Official evacuations from Singapore had begun in late January and continued until almost the last moment. RAAF squadrons had been evacuated before the Japanese invaded the island and the remaining RAN warships were ordered to leave. Some merchant ships also got away carrying evacuees from the path of the Japanese. The warships' main operational tasks were escort duties, and the fleet based in Singapore included the destroyer HMAS Vampire and the sloop HMAS Yarra, which arrived late in January, along with several corvettes. The corvettes in the 21st Minesweeping Flotilla swept the sea lanes and conducted anti-submarine patrols. HMA Ships Toowoomba, Wollongong and Ballarat reinforced the original four corvettes, HMA Ships Bendigo, Burnie, Goulburn and Maryborough. The last 65 Australian Army nurses stationed in Singapore were ordered to board the Vyner Brooke, which sailed on 12 February. Their colleagues, who had sailed in the Empire Star the previous day, reached Australia, but only 24 of the nurses who sailed in the Vyner Brooke survived to return to Australia in 1945 after the war had ended.
By 14 February the Japanese had captured Singapore's reservoirs and pumping stations. The bombing, fighting and heavy shelling continued; many of the troops, separated from their units, wandered around aimlessly and the hospitals were crowded and overflowing. Some troops were deserting and others had become separated from their units. Hard fighting continued but on 15 February Lieutenant General Arthur Percival, the British commander in Singapore, called for a ceasefire and made the difficult decision to surrender.
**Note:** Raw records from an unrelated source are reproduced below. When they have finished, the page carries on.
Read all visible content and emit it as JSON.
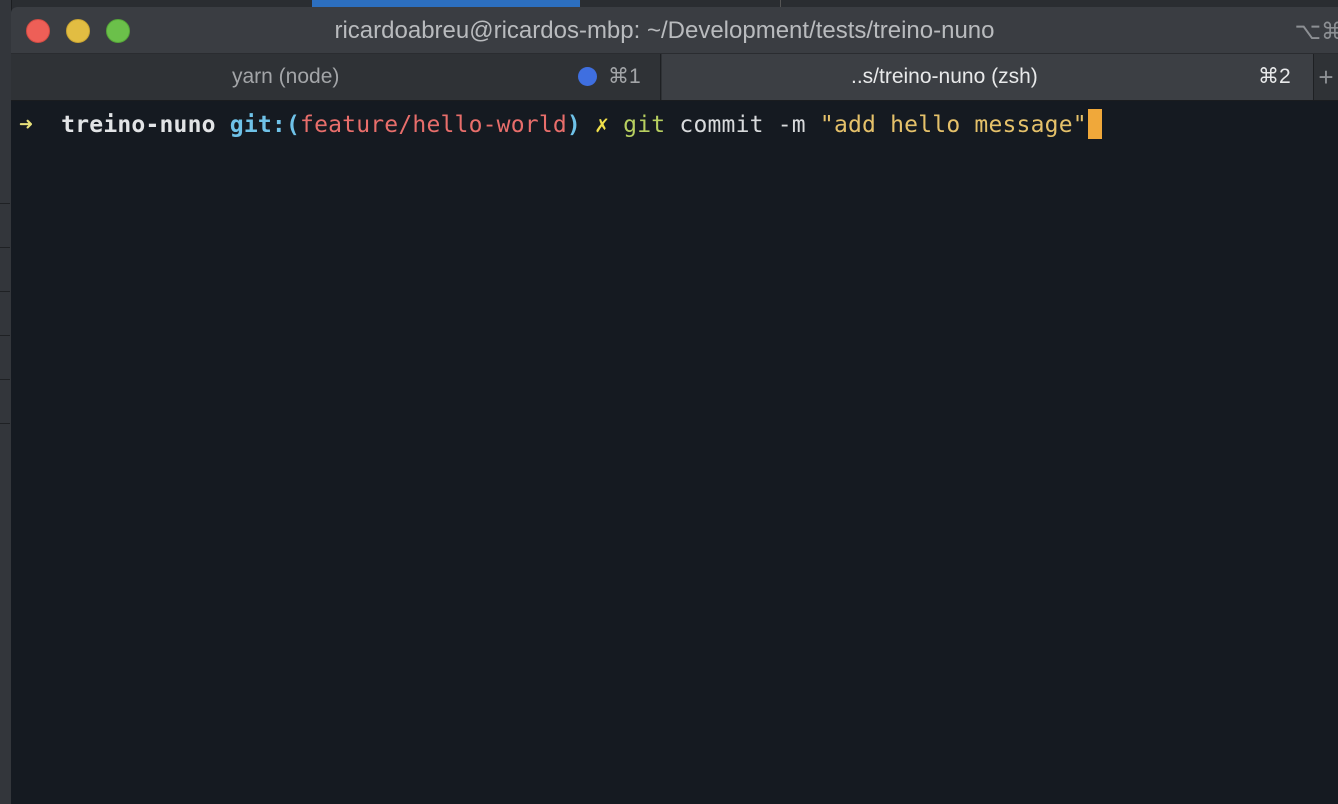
{
  "window": {
    "title": "ricardoabreu@ricardos-mbp: ~/Development/tests/treino-nuno",
    "title_shortcut": "⌥⌘"
  },
  "tabs": [
    {
      "label": "yarn (node)",
      "shortcut": "⌘1",
      "active": false,
      "activity_dot_color": "#3f6fe0"
    },
    {
      "label": "..s/treino-nuno (zsh)",
      "shortcut": "⌘2",
      "active": true
    }
  ],
  "new_tab_glyph": "+",
  "terminal": {
    "prompt_arrow": "➜",
    "directory": "treino-nuno",
    "git_prefix": "git:(",
    "branch": "feature/hello-world",
    "git_suffix": ")",
    "dirty_marker": "✗",
    "command": "git",
    "command_args": "commit -m",
    "command_string": "\"add hello message\""
  },
  "colors": {
    "terminal_background": "#151a21",
    "cursor": "#f0a83a",
    "branch": "#e86e6b",
    "git_label": "#6fc2e8",
    "string": "#e5c16a"
  }
}
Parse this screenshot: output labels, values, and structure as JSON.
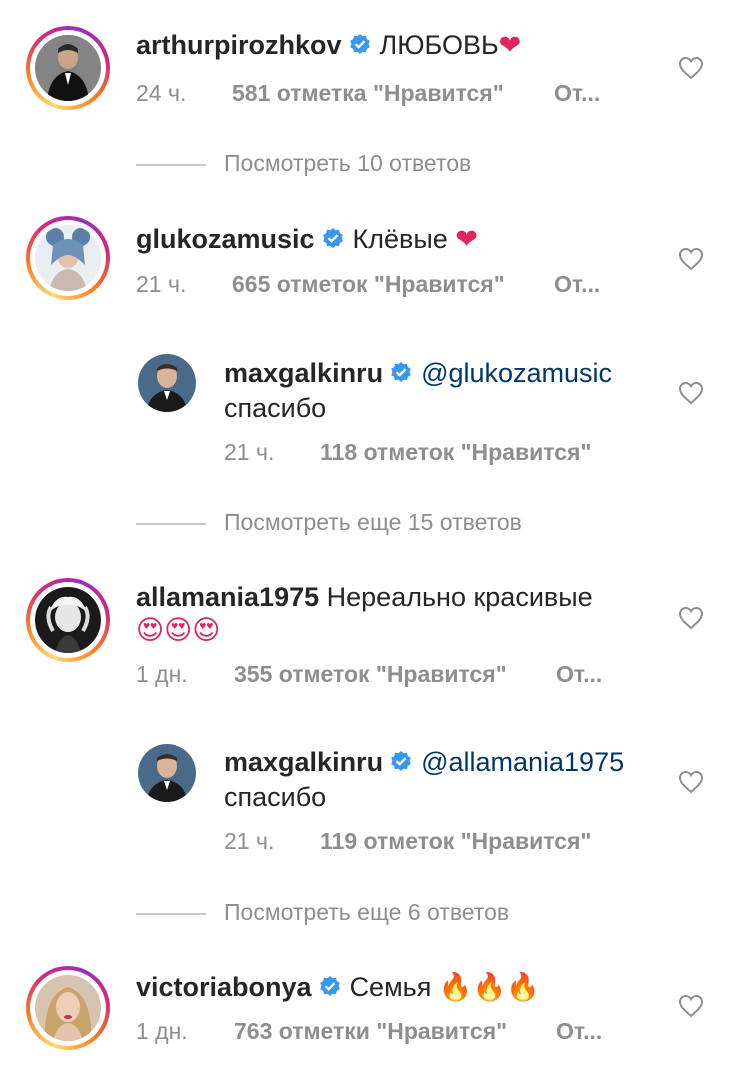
{
  "comments": [
    {
      "username": "arthurpirozhkov",
      "text": "ЛЮБОВЬ",
      "emoji": "❤",
      "time": "24 ч.",
      "likes": "581 отметка \"Нравится\"",
      "reply": "От..."
    },
    {
      "username": "glukozamusic",
      "text": "Клёвые",
      "emoji": "❤",
      "time": "21 ч.",
      "likes": "665 отметок \"Нравится\"",
      "reply": "От..."
    },
    {
      "username": "allamania1975",
      "text": "Нереально красивые",
      "emoji": "😍😍😍",
      "time": "1 дн.",
      "likes": "355 отметок \"Нравится\"",
      "reply": "От..."
    },
    {
      "username": "victoriabonya",
      "text": "Семья",
      "emoji": "🔥🔥🔥",
      "time": "1 дн.",
      "likes": "763 отметки \"Нравится\"",
      "reply": "От..."
    }
  ],
  "replies": [
    {
      "username": "maxgalkinru",
      "mention": "@glukozamusic",
      "text": "спасибо",
      "time": "21 ч.",
      "likes": "118 отметок \"Нравится\""
    },
    {
      "username": "maxgalkinru",
      "mention": "@allamania1975",
      "text": "спасибо",
      "time": "21 ч.",
      "likes": "119 отметок \"Нравится\""
    }
  ],
  "view_replies": [
    "Посмотреть 10 ответов",
    "Посмотреть еще 15 ответов",
    "Посмотреть еще 6 ответов"
  ],
  "colors": {
    "text": "#262626",
    "secondary": "#8e8e8e",
    "mention": "#00376b",
    "verified": "#3897f0",
    "heart_emoji": "#e0245e"
  },
  "icons": {
    "verified": "verified-badge-icon",
    "like": "heart-outline-icon"
  }
}
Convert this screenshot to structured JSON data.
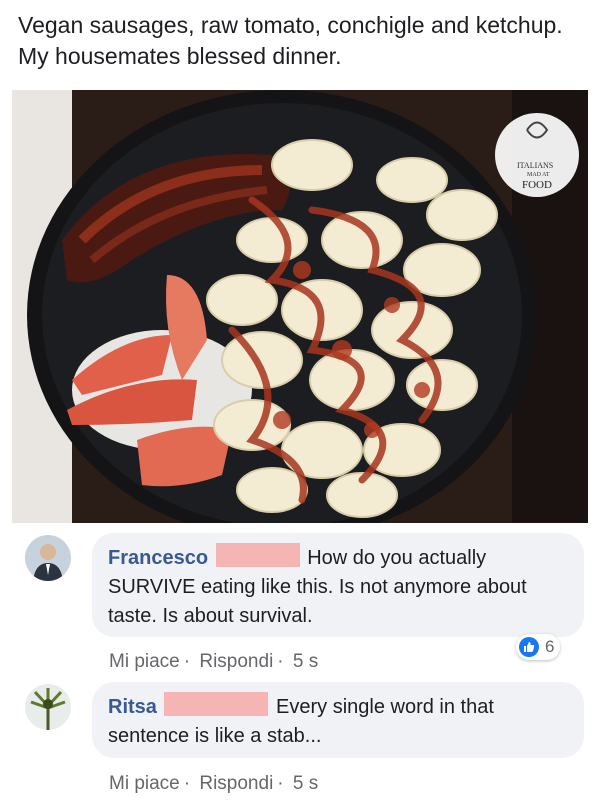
{
  "post": {
    "caption": "Vegan sausages, raw tomato, conchigle and ketchup. My housemates blessed dinner."
  },
  "photo": {
    "logo_line1": "ITALIANS",
    "logo_line2": "MAD AT",
    "logo_line3": "FOOD"
  },
  "comments": [
    {
      "author": "Francesco",
      "text": "How do you actually SURVIVE eating like this. Is not anymore about taste. Is about survival.",
      "like_label": "Mi piace",
      "reply_label": "Rispondi",
      "time": "5 s",
      "reaction_count": "6"
    },
    {
      "author": "Ritsa",
      "text": "Every single word in that sentence is like a stab...",
      "like_label": "Mi piace",
      "reply_label": "Rispondi",
      "time": "5 s"
    }
  ],
  "colors": {
    "author": "#385898",
    "bubble": "#f0f2f5",
    "like_blue": "#1877f2",
    "redaction": "#f5b5b5"
  }
}
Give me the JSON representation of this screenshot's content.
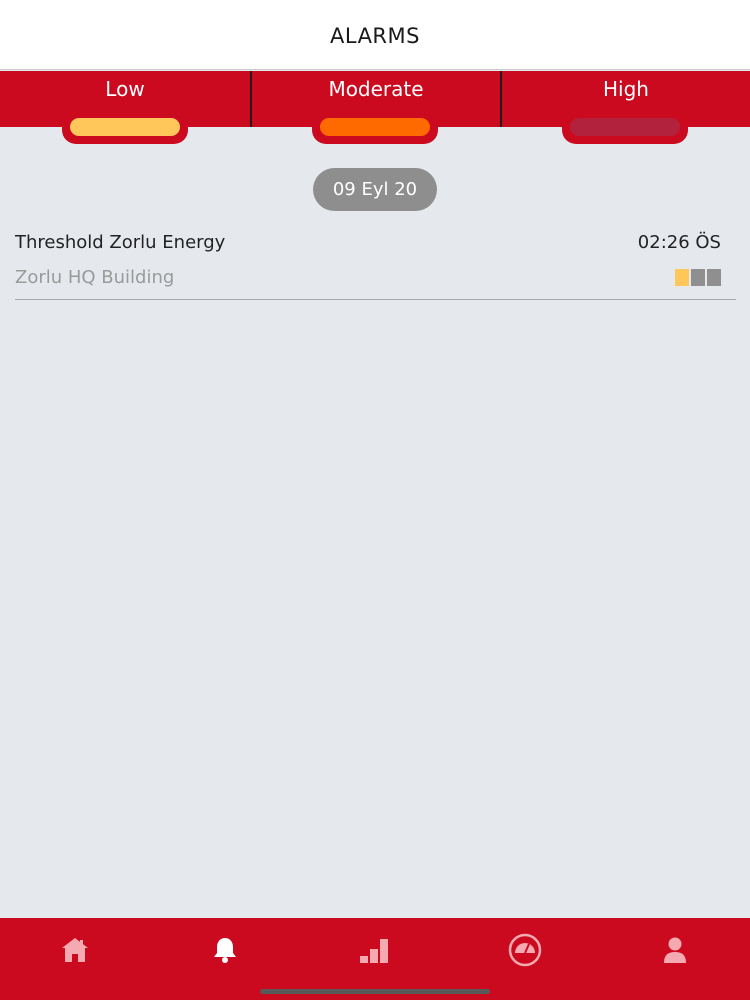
{
  "header": {
    "title": "ALARMS"
  },
  "filters": [
    {
      "label": "Low",
      "color": "#ffc65a"
    },
    {
      "label": "Moderate",
      "color": "#ff6a00"
    },
    {
      "label": "High",
      "color": "#b3223d"
    }
  ],
  "date_group": "09 Eyl 20",
  "alarms": [
    {
      "title": "Threshold Zorlu Energy",
      "time": "02:26 ÖS",
      "subtitle": "Zorlu HQ Building",
      "severity_colors": [
        "#ffc65a",
        "#8f8f8f",
        "#8f8f8f"
      ]
    }
  ],
  "tabbar": {
    "items": [
      {
        "icon": "home-icon"
      },
      {
        "icon": "bell-icon"
      },
      {
        "icon": "bar-chart-icon"
      },
      {
        "icon": "gauge-icon"
      },
      {
        "icon": "user-icon"
      }
    ]
  },
  "colors": {
    "brand_red": "#cc0a1f",
    "background": "#e5e9ee",
    "date_chip": "#8e8e8e",
    "icon_tint": "#f5a9b0"
  }
}
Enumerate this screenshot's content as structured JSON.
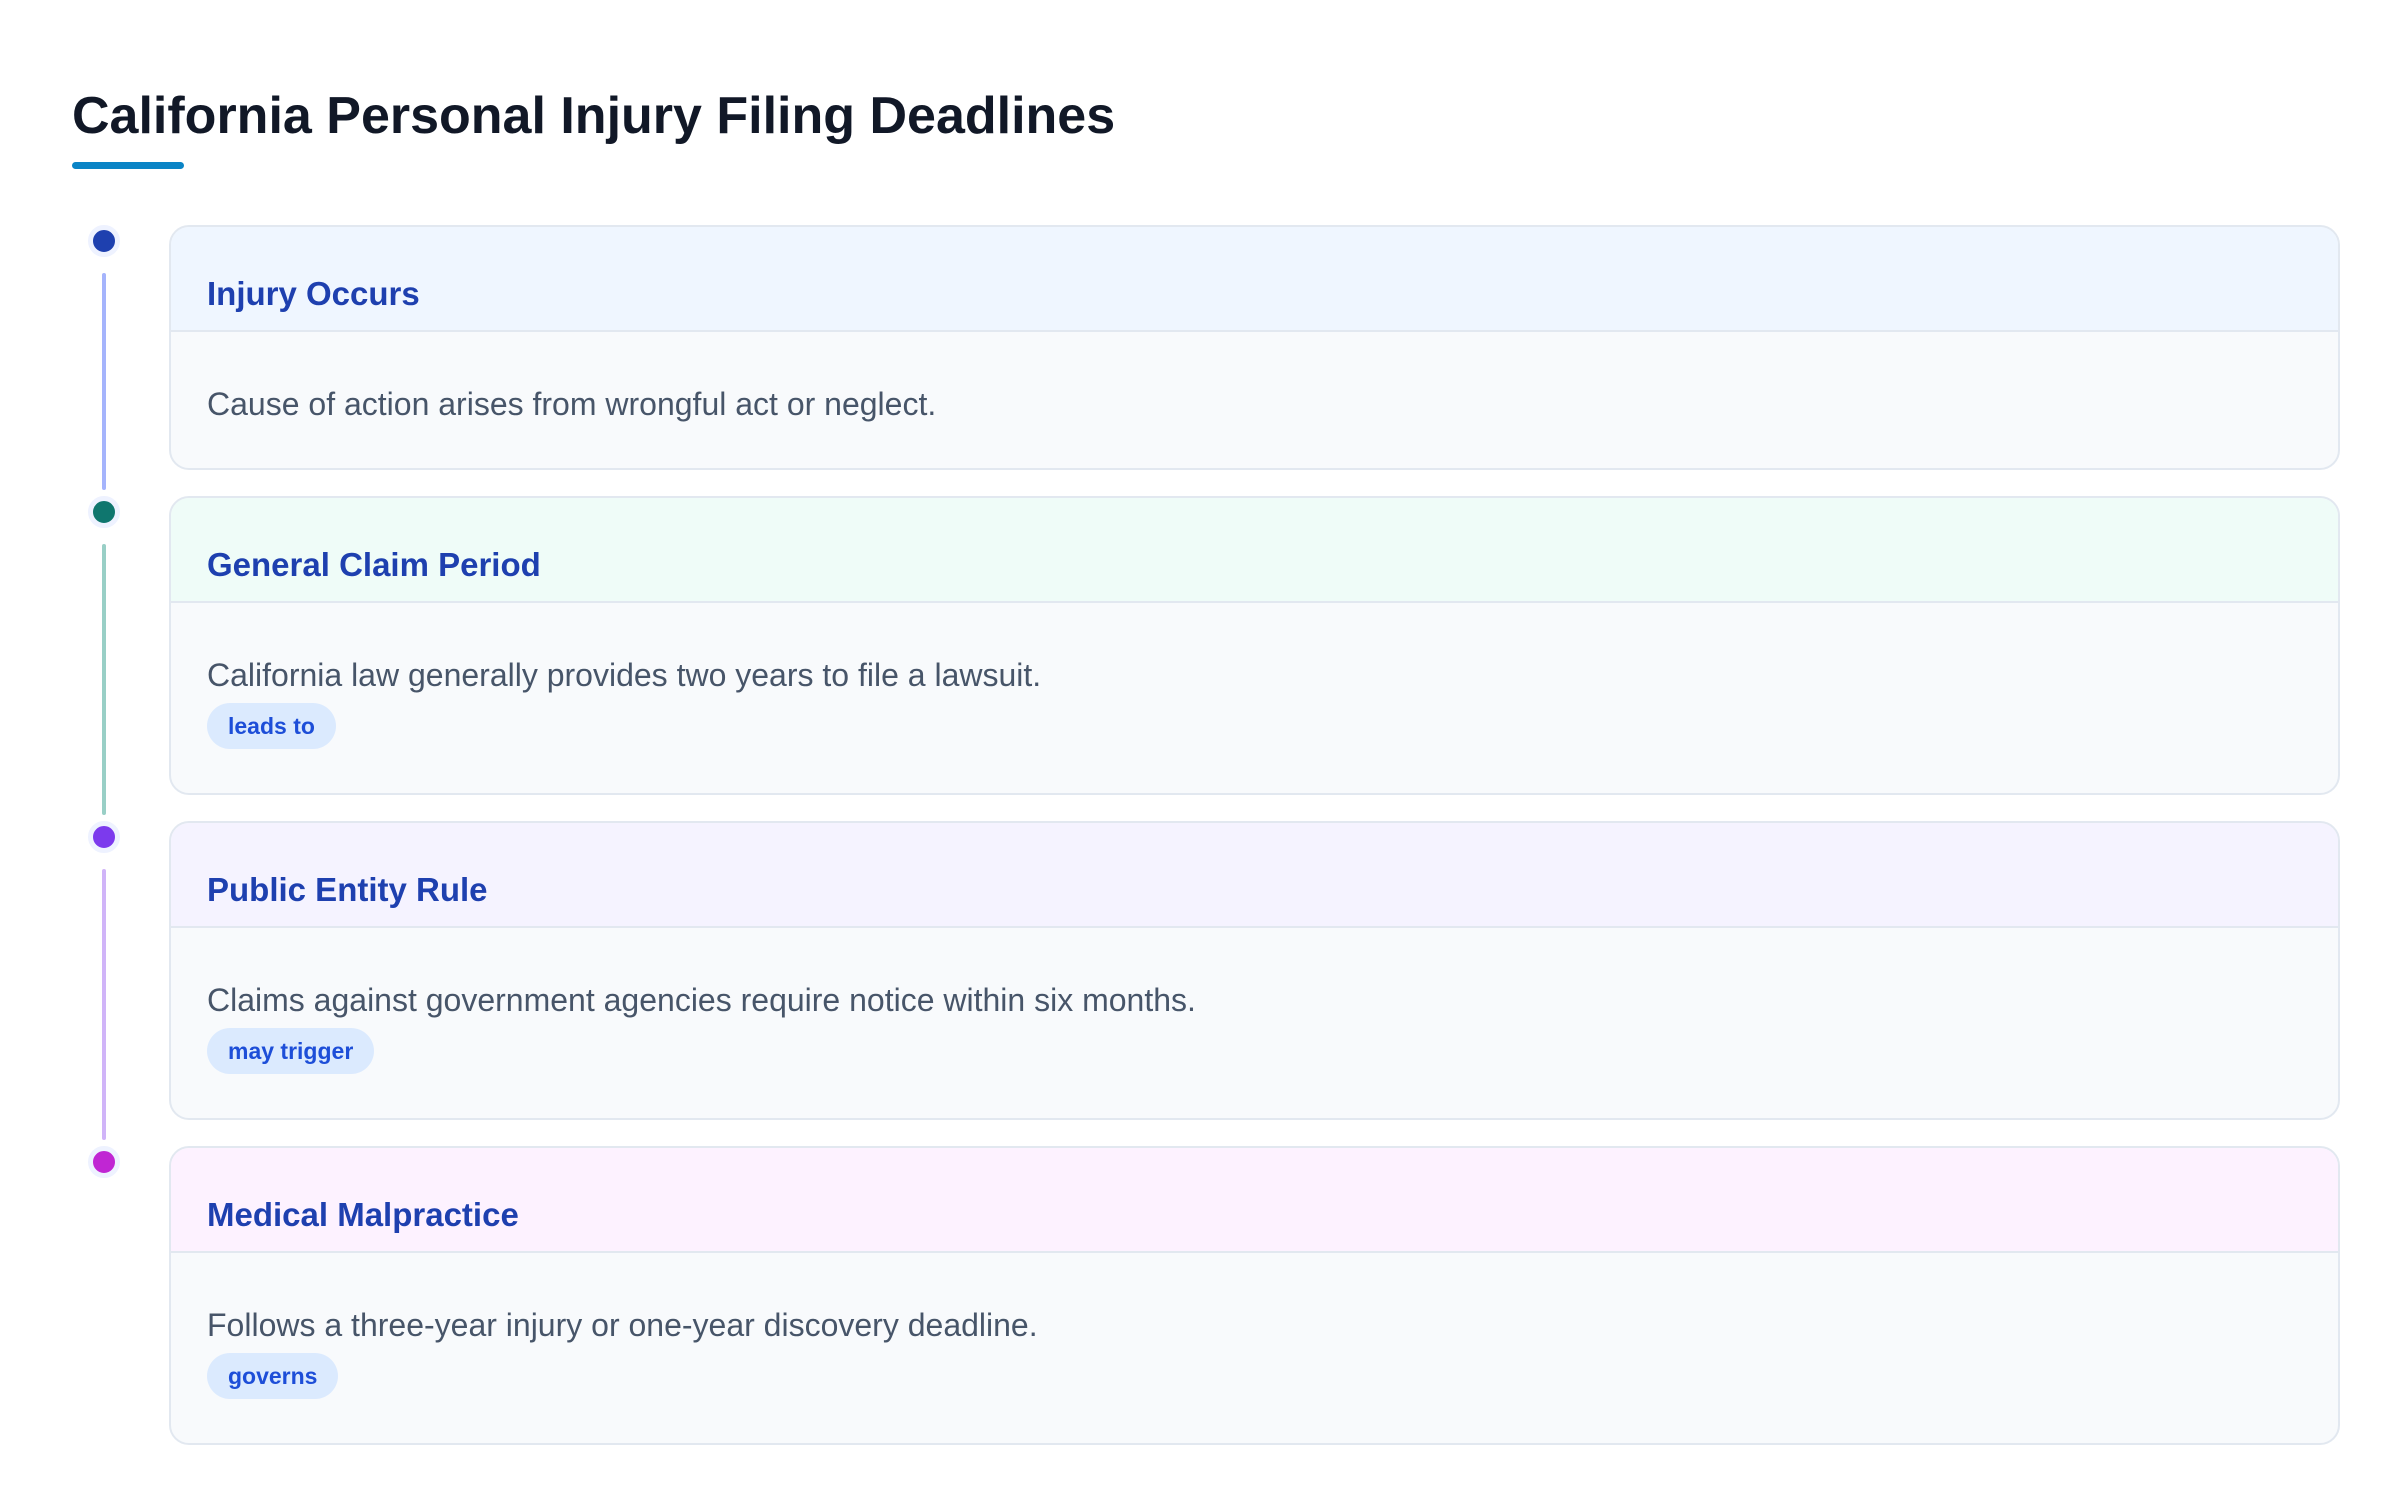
{
  "page": {
    "title": "California Personal Injury Filing Deadlines",
    "accent_color": "#0a84c6"
  },
  "steps": [
    {
      "title": "Injury Occurs",
      "text": "Cause of action arises from wrongful act or neglect.",
      "tag": "",
      "dot_color": "#1e40af",
      "line_color": "#a5b4fc",
      "header_bg": "#eff6ff"
    },
    {
      "title": "General Claim Period",
      "text": "California law generally provides two years to file a lawsuit.",
      "tag": "leads to",
      "dot_color": "#0f766e",
      "line_color": "#99cfc6",
      "header_bg": "#effcf8"
    },
    {
      "title": "Public Entity Rule",
      "text": "Claims against government agencies require notice within six months.",
      "tag": "may trigger",
      "dot_color": "#7c3aed",
      "line_color": "#d0b4f8",
      "header_bg": "#f5f3ff"
    },
    {
      "title": "Medical Malpractice",
      "text": "Follows a three-year injury or one-year discovery deadline.",
      "tag": "governs",
      "dot_color": "#c026d3",
      "line_color": "",
      "header_bg": "#fdf2ff"
    }
  ]
}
He signed the surrender document that evening at the Ford Factory on Bukit Timah Road. After days of desperate fighting, all British Empire troops were to lay down their arms at 8.30 that night. More than 100,000 troops became prisoners of war together with hundreds of European civilians who were interned.
Despite his instruction to Australian troops to stay at their posts, General Bennett and two of his staff officers escaped, controversially, from Singapore on the night of the surrender and eventually reached Australia.